This project is an inquiry into the challenges and possibilities of translating cultural works to other sensory modalities in order to make them accessible to those who are unable to experience them in their native mode. The first section is a general examination of the problem of intermodal translation (indeed for any sort of translation) for the full range of artistic expression. The second part focusses on issues specific to the translation of music into some sort of visual representation.
My first major work, Very Nervous System (1983-2004) translated visual information in the form of live video input into sound. Though the work was experienced by the public as an interactive sound installation with no visual component, a large part of the system was a vision system. The translation from moving image to sound or music was highly subjective, but it made me think a lot about the relationships between image and sound, and between seeing and hearing. More recently, I have been producing works that are predominantly or entirely visual in their output, but which often reflect an aesthetic as grounded in sound and hearing as in image and seeing. This may be because of my background in sound and music, or it may be a result of the fact I am very interested in time, the experience of time, the experience of changes across time, and the temporal behaviour of systems. Until the advent of the cinema, visual aesthetics seems to have largely ignored time, whereas musical aesthetics are strongly tied to temporal qualities like pitch, timbre, melody, rhythm, tempo, and development. I have also been very interested in phenomenology, in particular, the ways that the characteristics of our sense and perception systems shape our understanding of the world and the ways in which we find meaning in our experience.

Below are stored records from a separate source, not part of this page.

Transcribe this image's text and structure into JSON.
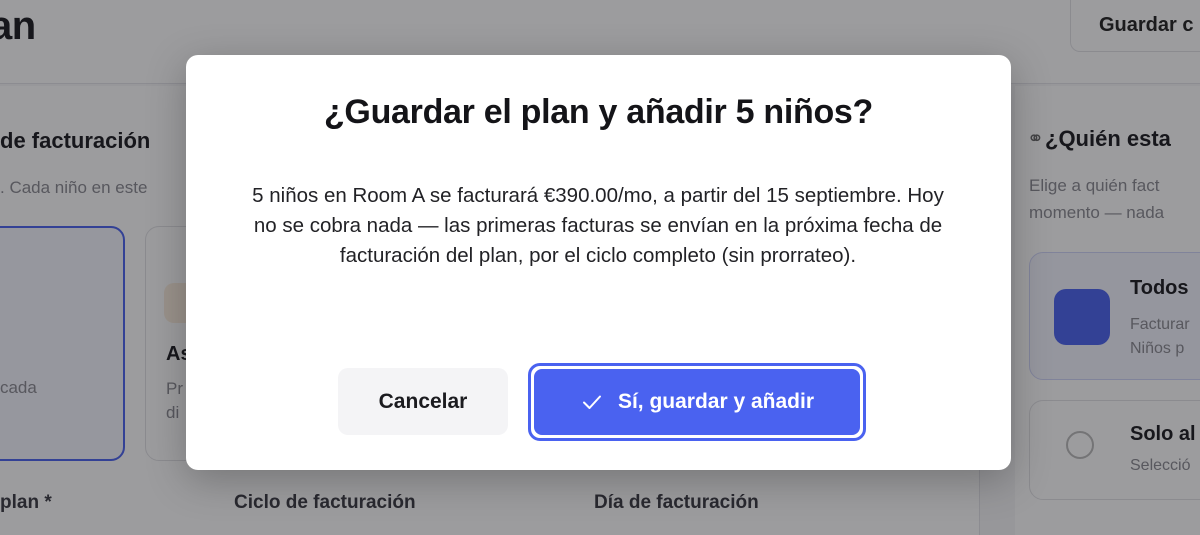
{
  "background": {
    "page_title": "an",
    "save_button_label": "Guardar c",
    "section_title": "de facturación",
    "section_subtitle": ". Cada niño en este",
    "mode_card_1_desc": "lo cada",
    "mode_card_2_title": "As",
    "mode_card_2_desc_1": "Pr",
    "mode_card_2_desc_2": "di",
    "field_plan_label": "plan *",
    "field_cycle_label": "Ciclo de facturación",
    "field_day_label": "Día de facturación",
    "right_panel": {
      "title": "¿Quién esta",
      "subtitle_1": "Elige a quién fact",
      "subtitle_2": "momento — nada",
      "option_all_title": "Todos",
      "option_all_desc_1": "Facturar",
      "option_all_desc_2": "Niños p",
      "option_some_title": "Solo al",
      "option_some_desc": "Selecció"
    }
  },
  "modal": {
    "title": "¿Guardar el plan y añadir 5 niños?",
    "body": "5 niños en Room A se facturará €390.00/mo, a partir del 15 septiembre. Hoy no se cobra nada — las primeras facturas se envían en la próxima fecha de facturación del plan, por el ciclo completo (sin prorrateo).",
    "cancel_label": "Cancelar",
    "confirm_label": "Sí, guardar y añadir",
    "confirm_icon": "check-icon"
  },
  "colors": {
    "accent": "#4a62f0",
    "overlay": "rgba(20,20,24,0.42)"
  }
}
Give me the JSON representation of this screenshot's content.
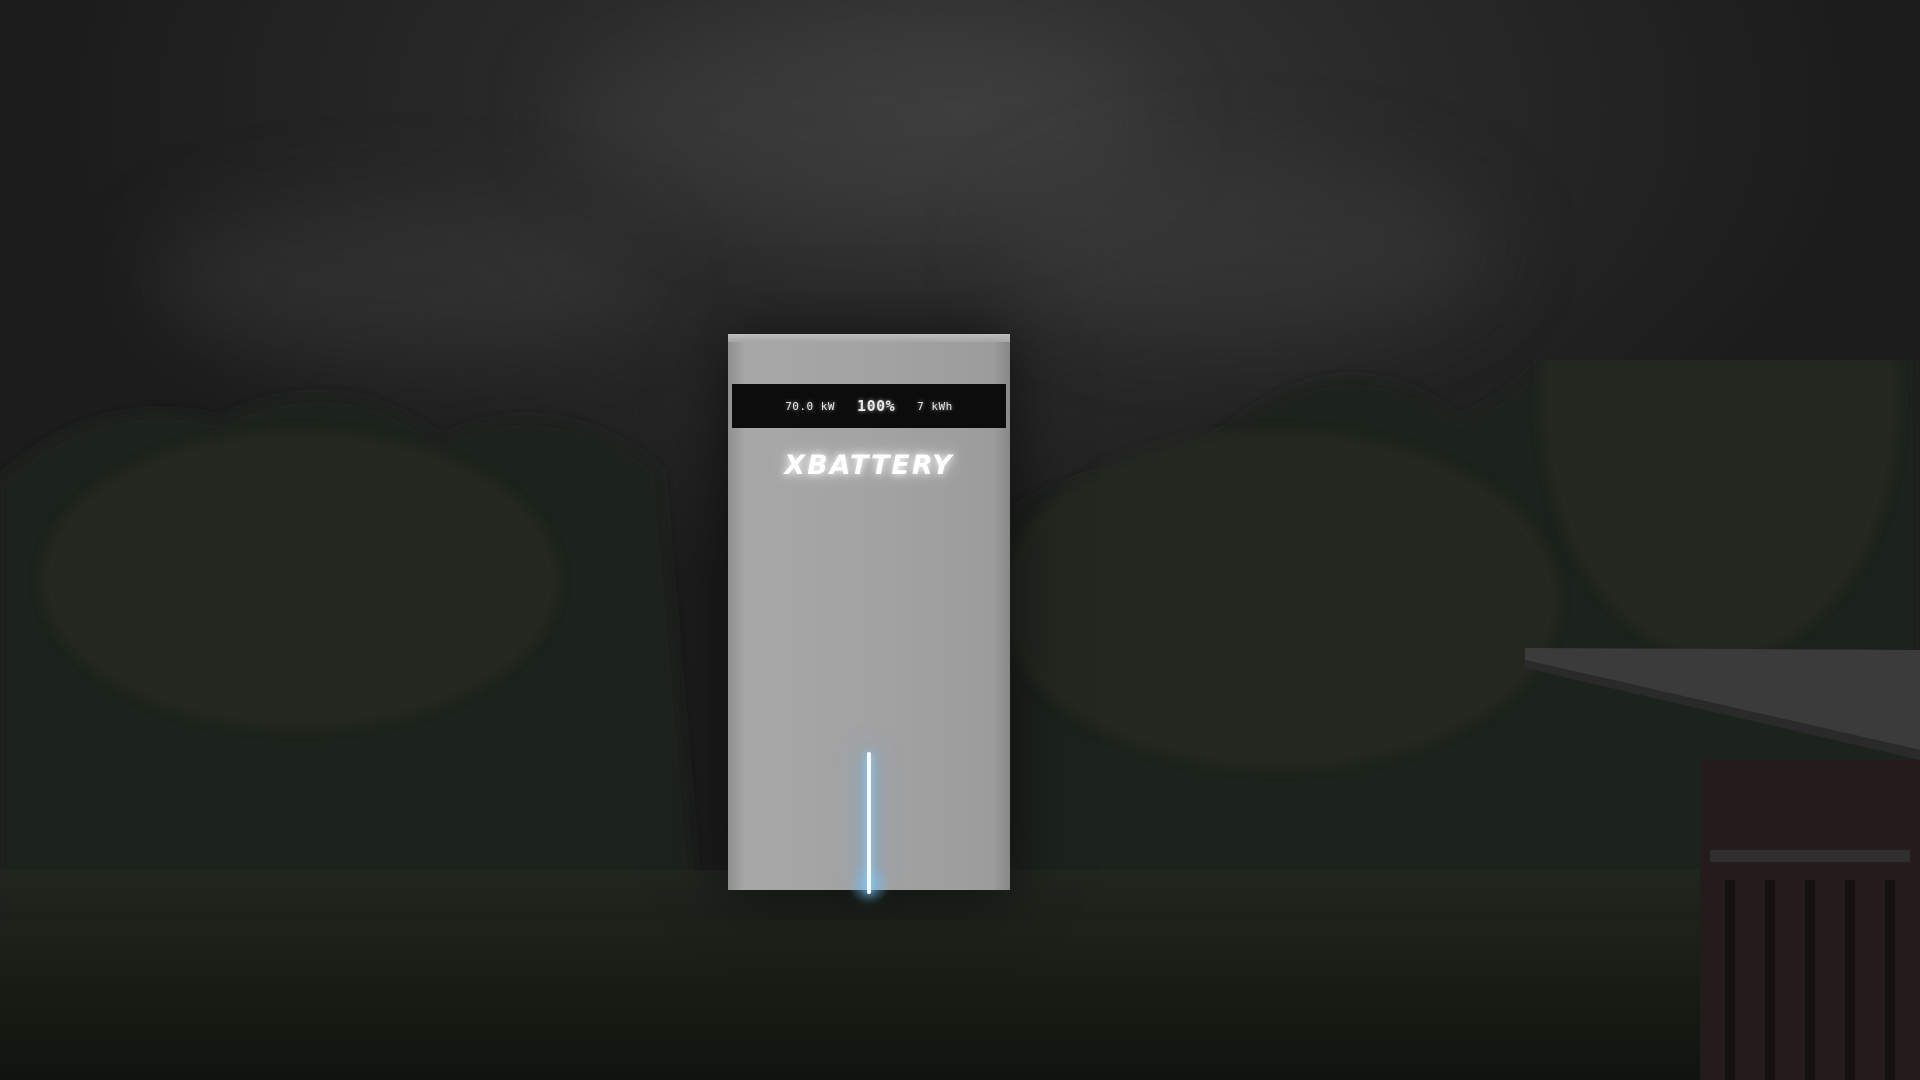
{
  "scene": {
    "device": {
      "brand": "XBATTERY",
      "display": {
        "left_value": "70.0 kW",
        "center_value": "100%",
        "right_value": "7 kWh"
      },
      "light_strip_color": "#8fd0ff",
      "body_color": "#a3a3a3"
    },
    "environment": {
      "sky_color": "#2a2a2a",
      "foliage_color": "#1f241d",
      "ground_color": "#161b14"
    }
  }
}
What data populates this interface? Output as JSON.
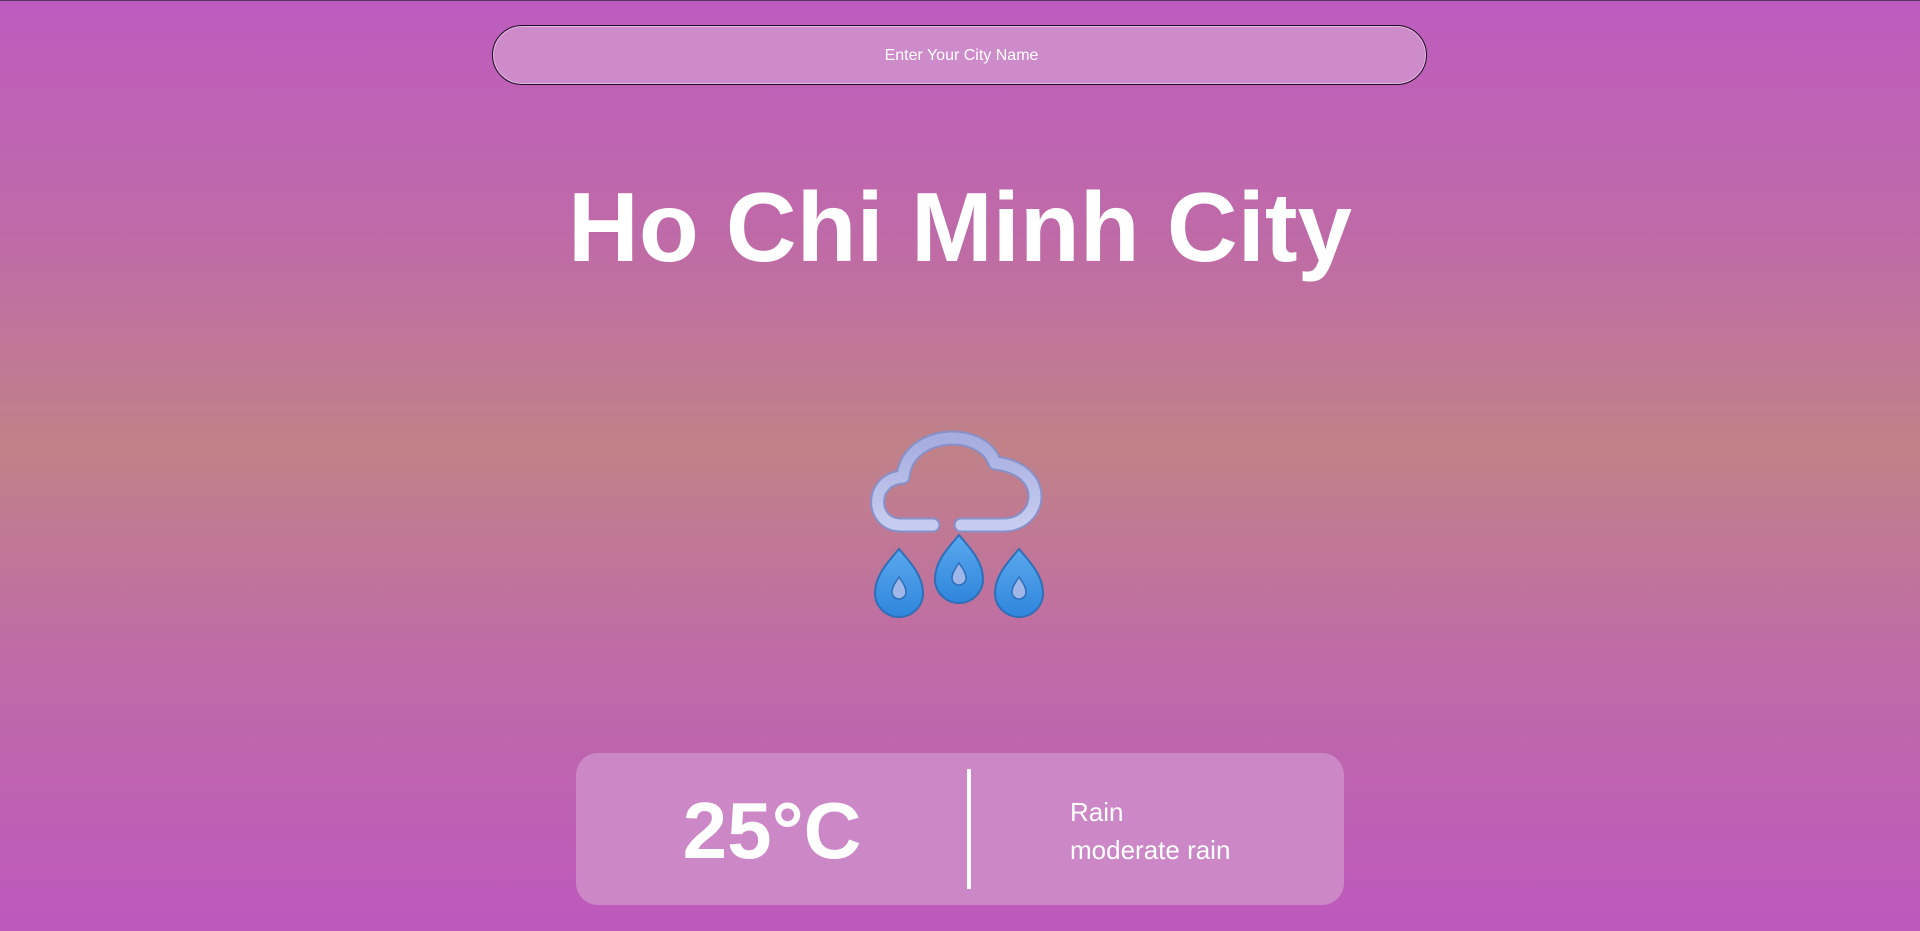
{
  "search": {
    "placeholder": "Enter Your City Name",
    "value": ""
  },
  "location": {
    "city": "Ho Chi Minh City"
  },
  "weather": {
    "icon": "rain-cloud-icon",
    "temperature": "25°C",
    "main": "Rain",
    "description": "moderate rain"
  },
  "colors": {
    "cloud": "#b3bde8",
    "drops": "#3d96e8"
  }
}
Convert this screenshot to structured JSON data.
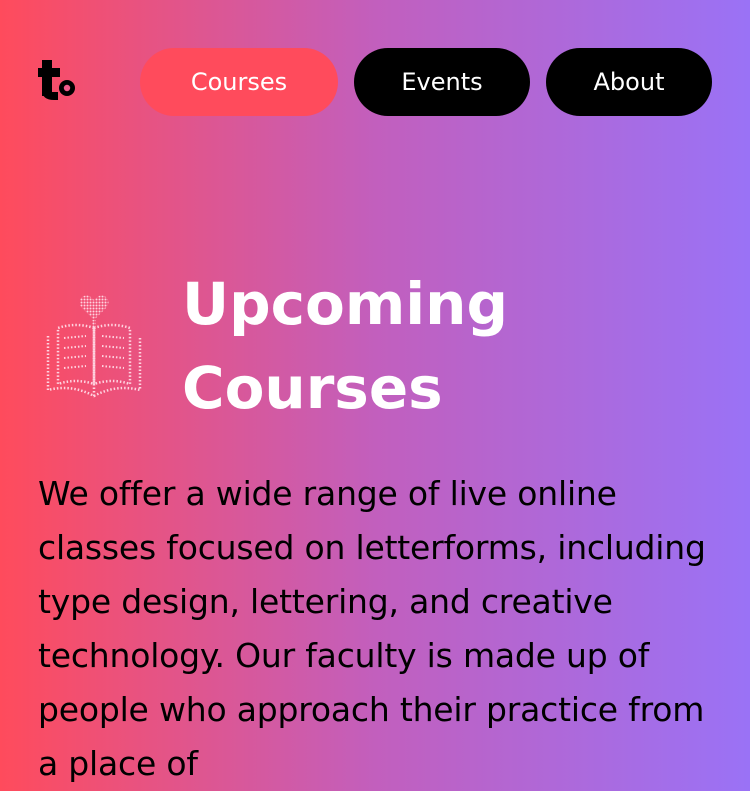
{
  "nav": {
    "courses_label": "Courses",
    "events_label": "Events",
    "about_label": "About"
  },
  "main": {
    "title_line1": "Upcoming",
    "title_line2": "Courses",
    "intro_text": "We offer a wide range of live online classes focused on letterforms, including type design, lettering, and creative technology. Our faculty is made up of people who approach their practice from a place of"
  },
  "icons": {
    "logo": "logo-t-icon",
    "book": "book-heart-icon"
  },
  "colors": {
    "gradient_start": "#ff4b5c",
    "gradient_mid": "#c25fbd",
    "gradient_end": "#9a72f6",
    "active_nav": "#ff4b5c",
    "nav_bg": "#000000",
    "text_light": "#ffffff",
    "text_dark": "#000000"
  }
}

Most of my works have been translation systems in some way or other. Translation seems to me to be a process of refraction. Just as light undergoes a transformation as it leaves one physical medium and enters another, anything undergoing translation (whether from language to language, from presentation medium to presentation medium, or from sensory mode to sensory mode) is changed in a way that reflects the differences between the two substrates (or contexts?). In my work, this refractory transformation implicit in translation has been my medium of expression. By creating translation systems, I create a kind of stereoscopy, in which the source and the translated result are put into dialog. Just as the eyes and ears use differences between two perspectives on a single scene to establish depth, the source and its translation together potentially enhance the understanding of the source.
In the context of this project as part of Culturall 2.0, the focus shifts from the generative character of this translation-generated stereoscopy to the more acute problem of the translation of cultural experience for people who are unable to fully experience the work in its native sensory mode. For people with limited but not insignificant capacity in the native mode, the stereoscopic effect is still present and can most likely significantly enhance the experience of the original work, but for those with profound restrictions in the original mode, the translation becomes the one and only source. This raises a variety of difficult issues regarding the limits of translation between modes and the interpretative role of the translator. It also draws us into deeper questions about the nature of creation, the artist's intent and the various dimensions of the public experience of a work of art and its cultural reception.